### Your assignment
Find the string "heading" in the entries and copy each line that has it.

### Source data
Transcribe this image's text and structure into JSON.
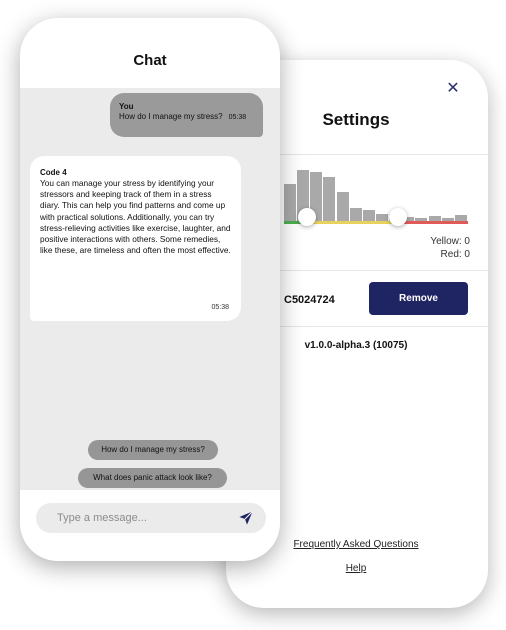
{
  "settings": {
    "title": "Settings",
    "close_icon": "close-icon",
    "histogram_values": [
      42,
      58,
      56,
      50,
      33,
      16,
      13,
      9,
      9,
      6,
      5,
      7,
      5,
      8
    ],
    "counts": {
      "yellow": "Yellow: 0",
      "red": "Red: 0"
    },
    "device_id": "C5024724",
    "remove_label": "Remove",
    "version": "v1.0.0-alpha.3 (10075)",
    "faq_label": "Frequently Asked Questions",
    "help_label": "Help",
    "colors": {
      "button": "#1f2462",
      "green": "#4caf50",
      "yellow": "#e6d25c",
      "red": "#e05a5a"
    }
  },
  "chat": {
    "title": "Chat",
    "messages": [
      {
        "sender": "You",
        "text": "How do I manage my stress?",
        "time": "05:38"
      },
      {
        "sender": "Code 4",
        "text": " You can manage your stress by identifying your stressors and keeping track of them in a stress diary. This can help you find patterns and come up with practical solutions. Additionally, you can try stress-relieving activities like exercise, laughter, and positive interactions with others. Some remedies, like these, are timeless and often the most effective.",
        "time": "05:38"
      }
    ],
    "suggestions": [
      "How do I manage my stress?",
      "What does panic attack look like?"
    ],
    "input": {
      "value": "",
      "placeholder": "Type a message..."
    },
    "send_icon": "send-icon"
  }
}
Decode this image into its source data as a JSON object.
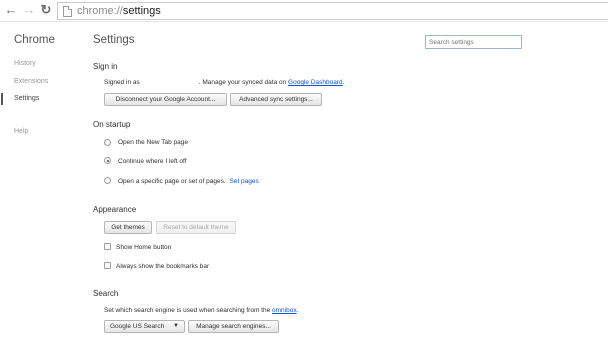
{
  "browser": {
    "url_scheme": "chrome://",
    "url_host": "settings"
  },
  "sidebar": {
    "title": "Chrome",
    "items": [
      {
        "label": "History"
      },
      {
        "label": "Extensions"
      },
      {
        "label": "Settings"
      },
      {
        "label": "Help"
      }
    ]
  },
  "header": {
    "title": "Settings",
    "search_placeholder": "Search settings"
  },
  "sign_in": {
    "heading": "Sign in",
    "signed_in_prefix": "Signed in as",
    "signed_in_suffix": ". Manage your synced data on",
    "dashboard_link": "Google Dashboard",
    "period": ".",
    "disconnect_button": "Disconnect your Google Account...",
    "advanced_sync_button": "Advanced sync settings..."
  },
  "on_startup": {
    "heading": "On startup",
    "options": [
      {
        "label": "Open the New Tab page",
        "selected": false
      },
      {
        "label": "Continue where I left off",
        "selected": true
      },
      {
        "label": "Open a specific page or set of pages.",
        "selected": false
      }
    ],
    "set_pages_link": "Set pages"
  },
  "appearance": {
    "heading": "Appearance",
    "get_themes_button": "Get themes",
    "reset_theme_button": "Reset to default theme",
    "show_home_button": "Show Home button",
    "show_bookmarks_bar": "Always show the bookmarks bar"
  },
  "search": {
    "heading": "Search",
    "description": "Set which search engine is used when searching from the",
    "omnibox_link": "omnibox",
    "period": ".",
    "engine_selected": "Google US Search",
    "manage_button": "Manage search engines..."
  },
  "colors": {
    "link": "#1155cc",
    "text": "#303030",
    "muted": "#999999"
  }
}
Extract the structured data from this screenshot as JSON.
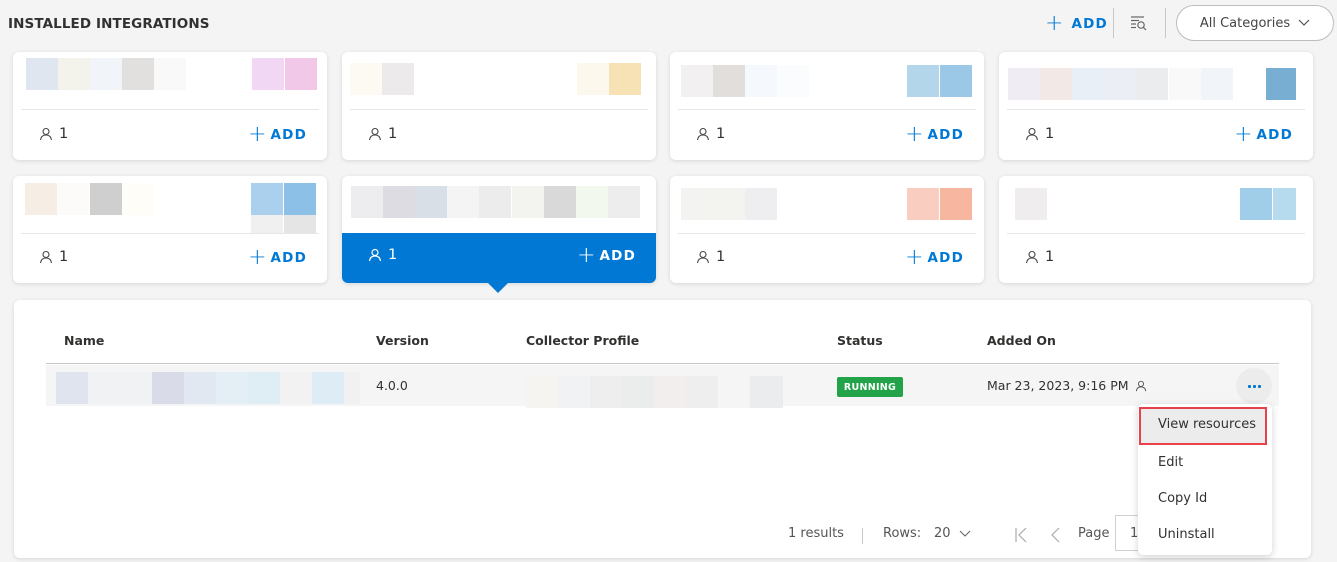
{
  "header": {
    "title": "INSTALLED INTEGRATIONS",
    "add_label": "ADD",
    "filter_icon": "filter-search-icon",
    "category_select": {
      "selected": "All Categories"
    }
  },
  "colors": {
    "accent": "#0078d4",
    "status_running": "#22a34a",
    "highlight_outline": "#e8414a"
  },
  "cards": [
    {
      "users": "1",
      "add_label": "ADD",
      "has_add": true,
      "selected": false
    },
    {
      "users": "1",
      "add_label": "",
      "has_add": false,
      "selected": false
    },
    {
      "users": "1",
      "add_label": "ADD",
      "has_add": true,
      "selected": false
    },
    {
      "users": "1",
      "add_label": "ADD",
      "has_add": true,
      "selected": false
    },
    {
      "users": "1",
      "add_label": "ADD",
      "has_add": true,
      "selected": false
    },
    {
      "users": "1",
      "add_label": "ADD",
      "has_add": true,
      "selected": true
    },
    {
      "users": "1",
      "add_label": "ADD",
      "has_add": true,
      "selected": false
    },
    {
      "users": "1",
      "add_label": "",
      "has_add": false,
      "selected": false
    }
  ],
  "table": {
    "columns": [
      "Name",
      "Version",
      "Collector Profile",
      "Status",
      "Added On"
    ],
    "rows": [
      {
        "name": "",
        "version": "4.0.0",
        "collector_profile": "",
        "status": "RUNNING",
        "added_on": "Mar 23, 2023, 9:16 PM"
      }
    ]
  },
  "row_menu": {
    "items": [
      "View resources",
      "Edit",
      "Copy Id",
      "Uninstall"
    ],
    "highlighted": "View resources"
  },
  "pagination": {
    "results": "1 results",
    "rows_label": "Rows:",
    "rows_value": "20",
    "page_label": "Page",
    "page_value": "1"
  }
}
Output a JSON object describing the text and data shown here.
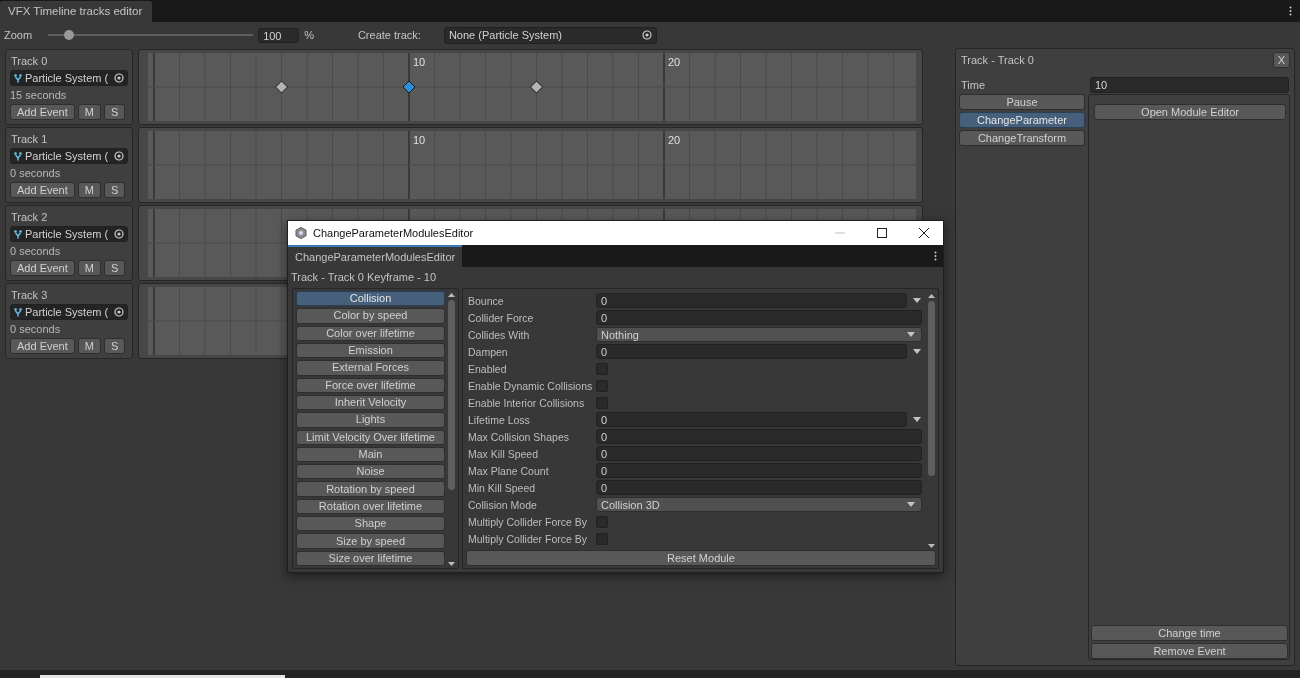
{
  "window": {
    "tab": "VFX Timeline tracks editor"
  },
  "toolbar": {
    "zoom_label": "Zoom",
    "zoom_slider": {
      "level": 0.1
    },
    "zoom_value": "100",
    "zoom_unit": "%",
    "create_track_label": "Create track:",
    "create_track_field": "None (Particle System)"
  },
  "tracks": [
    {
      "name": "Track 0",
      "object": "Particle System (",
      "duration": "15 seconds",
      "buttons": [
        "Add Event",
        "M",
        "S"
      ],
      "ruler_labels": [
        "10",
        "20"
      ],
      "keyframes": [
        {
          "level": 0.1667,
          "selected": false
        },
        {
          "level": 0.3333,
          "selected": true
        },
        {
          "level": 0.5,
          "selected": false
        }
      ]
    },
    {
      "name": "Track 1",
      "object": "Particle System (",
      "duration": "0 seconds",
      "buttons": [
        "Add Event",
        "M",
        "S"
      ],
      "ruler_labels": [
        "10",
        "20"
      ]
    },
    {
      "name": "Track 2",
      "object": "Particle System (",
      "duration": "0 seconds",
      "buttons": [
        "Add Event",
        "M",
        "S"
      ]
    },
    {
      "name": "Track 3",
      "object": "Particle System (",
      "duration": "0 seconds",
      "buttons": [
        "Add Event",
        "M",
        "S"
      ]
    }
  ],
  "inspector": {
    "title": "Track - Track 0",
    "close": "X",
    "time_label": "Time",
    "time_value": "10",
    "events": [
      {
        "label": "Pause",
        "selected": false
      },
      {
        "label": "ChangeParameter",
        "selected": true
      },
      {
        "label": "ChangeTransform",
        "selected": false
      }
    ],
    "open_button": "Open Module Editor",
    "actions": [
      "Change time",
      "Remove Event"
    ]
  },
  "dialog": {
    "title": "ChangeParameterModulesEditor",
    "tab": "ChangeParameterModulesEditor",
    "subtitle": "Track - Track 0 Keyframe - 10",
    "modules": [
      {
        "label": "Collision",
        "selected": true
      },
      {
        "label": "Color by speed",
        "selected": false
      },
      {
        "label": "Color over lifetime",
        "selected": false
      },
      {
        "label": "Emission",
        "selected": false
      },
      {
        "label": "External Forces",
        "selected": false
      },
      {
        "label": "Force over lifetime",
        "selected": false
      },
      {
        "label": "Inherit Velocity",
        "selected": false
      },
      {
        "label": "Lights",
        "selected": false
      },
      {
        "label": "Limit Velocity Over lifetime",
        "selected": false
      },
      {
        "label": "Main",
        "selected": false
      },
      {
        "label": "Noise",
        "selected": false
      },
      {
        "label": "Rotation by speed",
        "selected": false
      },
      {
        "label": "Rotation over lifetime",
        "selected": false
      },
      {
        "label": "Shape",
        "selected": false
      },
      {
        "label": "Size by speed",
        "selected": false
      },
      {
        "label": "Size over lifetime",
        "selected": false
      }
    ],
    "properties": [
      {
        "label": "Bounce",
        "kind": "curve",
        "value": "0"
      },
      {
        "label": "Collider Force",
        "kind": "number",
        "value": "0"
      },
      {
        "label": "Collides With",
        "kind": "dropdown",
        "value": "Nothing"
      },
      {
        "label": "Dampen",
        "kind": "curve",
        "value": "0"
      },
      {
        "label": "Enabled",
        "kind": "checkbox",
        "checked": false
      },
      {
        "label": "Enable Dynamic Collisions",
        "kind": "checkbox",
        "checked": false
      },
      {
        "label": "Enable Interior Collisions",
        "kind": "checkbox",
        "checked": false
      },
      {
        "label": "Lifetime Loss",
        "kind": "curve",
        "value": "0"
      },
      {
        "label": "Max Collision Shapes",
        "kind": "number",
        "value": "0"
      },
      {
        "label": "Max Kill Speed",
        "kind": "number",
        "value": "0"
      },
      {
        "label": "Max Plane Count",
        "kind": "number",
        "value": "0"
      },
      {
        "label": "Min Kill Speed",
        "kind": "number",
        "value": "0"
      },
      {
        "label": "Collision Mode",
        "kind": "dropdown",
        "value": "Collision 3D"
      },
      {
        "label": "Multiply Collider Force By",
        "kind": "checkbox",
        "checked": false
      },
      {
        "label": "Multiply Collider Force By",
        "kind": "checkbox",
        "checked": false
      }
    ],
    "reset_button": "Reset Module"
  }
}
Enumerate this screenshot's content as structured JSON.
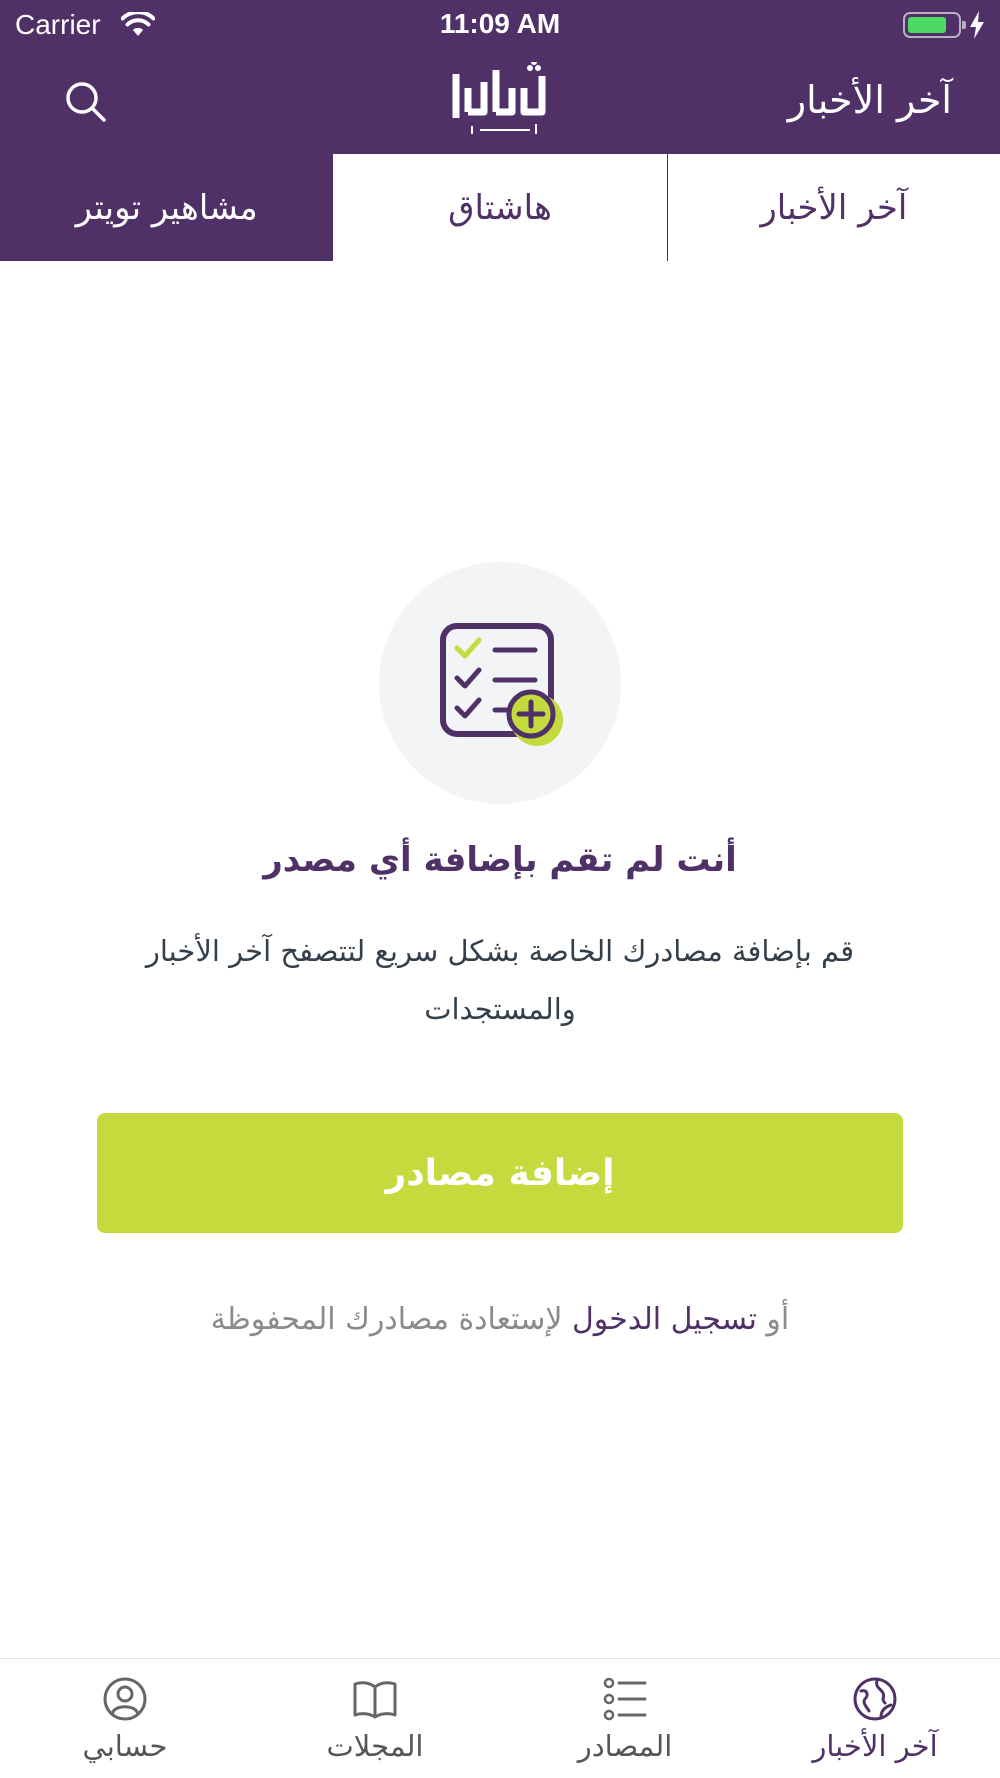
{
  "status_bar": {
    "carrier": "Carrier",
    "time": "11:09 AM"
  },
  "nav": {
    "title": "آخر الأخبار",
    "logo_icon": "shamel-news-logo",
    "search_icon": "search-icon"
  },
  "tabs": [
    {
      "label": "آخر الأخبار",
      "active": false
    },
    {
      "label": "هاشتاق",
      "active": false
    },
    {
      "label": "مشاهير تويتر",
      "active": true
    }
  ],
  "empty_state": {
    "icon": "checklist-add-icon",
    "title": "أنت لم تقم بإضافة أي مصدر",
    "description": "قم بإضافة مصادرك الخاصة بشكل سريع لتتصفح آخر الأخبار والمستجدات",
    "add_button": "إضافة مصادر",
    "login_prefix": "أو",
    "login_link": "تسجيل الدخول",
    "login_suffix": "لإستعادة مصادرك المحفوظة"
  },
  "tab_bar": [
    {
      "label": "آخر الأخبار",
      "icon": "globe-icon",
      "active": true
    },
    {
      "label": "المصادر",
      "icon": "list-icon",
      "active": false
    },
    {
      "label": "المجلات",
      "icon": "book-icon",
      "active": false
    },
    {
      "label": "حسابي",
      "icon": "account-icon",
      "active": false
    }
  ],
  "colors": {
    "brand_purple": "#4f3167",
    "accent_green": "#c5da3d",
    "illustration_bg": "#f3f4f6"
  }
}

### Your response
    "heading": "Sign in",
    "heading": "On startup",
    "heading": "Appearance",
    "heading": "Search",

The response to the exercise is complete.